With many experiencing loss of jobs and/or businesses and lower income this year, the pandemic has forced us to take a closer look at our finances and consider new options to save money -- and a Roth IRA conversion might just be what the doctor ordered.
You might be able to help yourself by taking invested assets in a pre-tax traditional individual retirement account and move that money to a Roth IRA.
“You have to pay taxes when that conversion gets made, but once its in the Roth, it’s in an income tax-free investment, which is a significant benefit,” said Planning Alternatives Certified Financial Planner Nathan Mersereau. “Especially as we look down the road and anticipate higher income tax rates to come into play.”
The concern, of course, is that the government has borrowed a lot of money and higher taxes are likely to come.

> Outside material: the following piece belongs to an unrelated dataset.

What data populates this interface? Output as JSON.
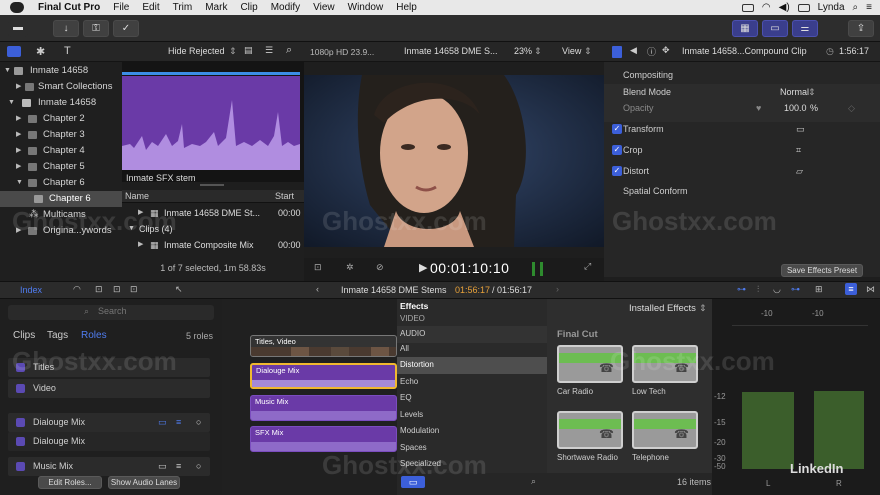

TheDollarStretcher.com founder and editor, Gary Foreman, asks “Why not pay that tax now?”
“You might even want to try to do it before the end of 2020, if you still still have enough time to do it,” Foreman said. “And then, in part, because your income is down, so having a tad more taxable income now, makes perfect sense because, presumably, you’ll find a job and be able to go to work soon, and your taxable income will go up.”
Pre-tax investment accounts come with something called Required Minimum Distributions, but the Roth conversion ends that requirement when the person turns 72.
Individuals should not attempt to set up a Roth conversion on their own and are encouraged to speak with a certified financial planner or financial advisor before pulling the trigger.